A few weeks ago, Fini asked me to make a couple sets of skirts and shirts for two little girls who will be turning one soon. She asked me to do something similar to the skirt outfits I made for little Ms M. Fini had already bought the fabric when she was here last month so I just had to find t-shirts that would match. This turned out to be an almost impossible task since Fall Fashion is in full swing here. I searched everywhere for plain t-shirts, but couldn’t find anything that was short-sleeved and could easily be appliquéd. I finally found something while searching for more undershirts for Augie (who seems to be growing like a weed recently). I settled on t-shirt onesies with the thought that I would simply dye them to match the fabric colors like some other great bloggers.
So here’s what I did:
I prepared the dye bath as directed on the Rit powder package using the stove top method. (I wanted to use the washing machine method, but I have a front loader and wasn’t sure if it would still work out or not.) I choose Kelly Green and Tangerine. I filled my biggest stock pot with about 1 gallon of water and brought it almost to a boil. Meanwhile, I dissolved the entire package of dye in 2 cups of hot water. (Make sure all the dye is dissolved and no grit is left or else you will get darker spots of color on your clothes. It takes several minutes of stirring to be sure.) After adding the dye to the pot of simmering water, I also added 1 cup of salt and 1 TB of detergent as the package directed.

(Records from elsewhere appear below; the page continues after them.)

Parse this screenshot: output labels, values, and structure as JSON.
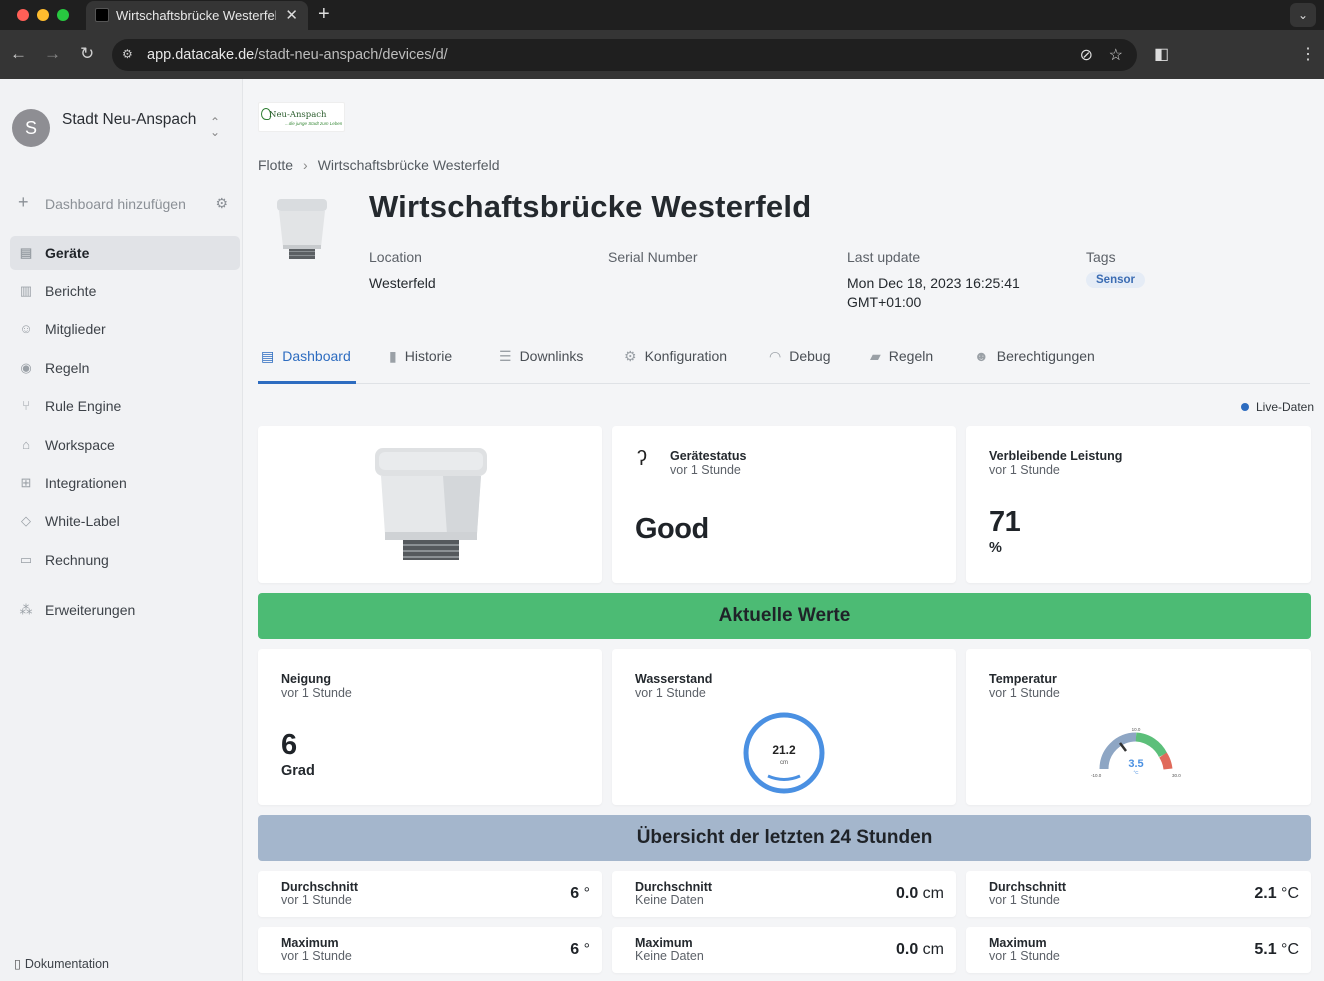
{
  "browser": {
    "tab_title": "Wirtschaftsbrücke Westerfeld",
    "url_host": "app.datacake.de",
    "url_path": "/stadt-neu-anspach/devices/d/"
  },
  "sidebar": {
    "org_initial": "S",
    "org_name": "Stadt Neu-Anspach",
    "add_dashboard": "Dashboard hinzufügen",
    "items": [
      {
        "label": "Geräte",
        "icon": "devices-icon"
      },
      {
        "label": "Berichte",
        "icon": "report-icon"
      },
      {
        "label": "Mitglieder",
        "icon": "members-icon"
      },
      {
        "label": "Regeln",
        "icon": "rules-icon"
      },
      {
        "label": "Rule Engine",
        "icon": "rule-engine-icon"
      },
      {
        "label": "Workspace",
        "icon": "workspace-icon"
      },
      {
        "label": "Integrationen",
        "icon": "integrations-icon"
      },
      {
        "label": "White-Label",
        "icon": "tag-icon"
      },
      {
        "label": "Rechnung",
        "icon": "billing-icon"
      },
      {
        "label": "Erweiterungen",
        "icon": "extensions-icon"
      }
    ],
    "docs": "Dokumentation"
  },
  "logo": {
    "name": "Neu-Anspach",
    "slogan": "...die junge Stadt zum Leben"
  },
  "breadcrumb": {
    "root": "Flotte",
    "current": "Wirtschaftsbrücke Westerfeld"
  },
  "device": {
    "title": "Wirtschaftsbrücke Westerfeld",
    "location_label": "Location",
    "location_value": "Westerfeld",
    "serial_label": "Serial Number",
    "serial_value": "",
    "last_update_label": "Last update",
    "last_update_value1": "Mon Dec 18, 2023 16:25:41",
    "last_update_value2": "GMT+01:00",
    "tags_label": "Tags",
    "tag": "Sensor"
  },
  "tabs": [
    "Dashboard",
    "Historie",
    "Downlinks",
    "Konfiguration",
    "Debug",
    "Regeln",
    "Berechtigungen"
  ],
  "live": "Live-Daten",
  "widgets": {
    "status": {
      "title": "Gerätestatus",
      "sub": "vor 1 Stunde",
      "value": "Good"
    },
    "power": {
      "title": "Verbleibende Leistung",
      "sub": "vor 1 Stunde",
      "value": "71",
      "unit": "%"
    },
    "current_banner": "Aktuelle Werte",
    "neigung": {
      "title": "Neigung",
      "sub": "vor 1 Stunde",
      "value": "6",
      "unit": "Grad"
    },
    "wasser": {
      "title": "Wasserstand",
      "sub": "vor 1 Stunde",
      "value": "21.2",
      "unit": "cm"
    },
    "temp": {
      "title": "Temperatur",
      "sub": "vor 1 Stunde",
      "value": "3.5",
      "unit": "°C",
      "min": "-10.0",
      "mid": "10.0",
      "max": "30.0"
    },
    "overview_banner": "Übersicht der letzten 24 Stunden",
    "stats": [
      {
        "title": "Durchschnitt",
        "sub": "vor 1 Stunde",
        "value": "6",
        "unit": "°"
      },
      {
        "title": "Durchschnitt",
        "sub": "Keine Daten",
        "value": "0.0",
        "unit": "cm"
      },
      {
        "title": "Durchschnitt",
        "sub": "vor 1 Stunde",
        "value": "2.1",
        "unit": "°C"
      },
      {
        "title": "Maximum",
        "sub": "vor 1 Stunde",
        "value": "6",
        "unit": "°"
      },
      {
        "title": "Maximum",
        "sub": "Keine Daten",
        "value": "0.0",
        "unit": "cm"
      },
      {
        "title": "Maximum",
        "sub": "vor 1 Stunde",
        "value": "5.1",
        "unit": "°C"
      }
    ]
  },
  "colors": {
    "accent": "#2d6cc0",
    "green_banner": "#4cbb74",
    "grey_banner": "#a4b6cc"
  }
}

After mixing it all together, I saw that the dye bath looked ALOT darker than the color on the package and much darker than what I wanted. I got everything ready so I could quickly submerge and remove the shirts to keep the color as light as possible. I used a large glass pyrex bowl to put the shirt in after removing it from the bath. This worked pretty well and I was able to rinse the shirts in my kitchen sink without getting dye everywhere. I only had 3 little shirts to dye so I was left with alot of dye bath. I ended up dyeing some cloth diapers, our stained shirts and old kitchen rags. (The package says that you can dye up to 3 yards of fabric, but I was able to dye the 3 shirts, 2 L adult shirts, 6 cloth diapers and 4 kitchen rags before the color really started to change.) After rinsing everything in the sink, I washed and dried everything as usual. Overall, the dyeing process took very little time (about two hours) and everything turned out great.
To finish the skirts and bring the outfits together a little better, I tried to find binding for the hem that would match the shirts. If I had thought about it, I would have dyed some white binding with the shirts so that they matched perfectly, but I’m not that together. I had to use colors at the store and finished the outfits as much as I could. (I’m still waiting to find out if the other little Ms spells her name with a K or C.) Other than that, they’re done:
I loved the freedom of dyeing the shirts any color I wanted and really love the organic colors I ended up with. Chris likes his shirt too and has worn it twice already. (You just gotta love a man who wears stuff you do.) So if you want to try something new or give new life to something old- just dye it!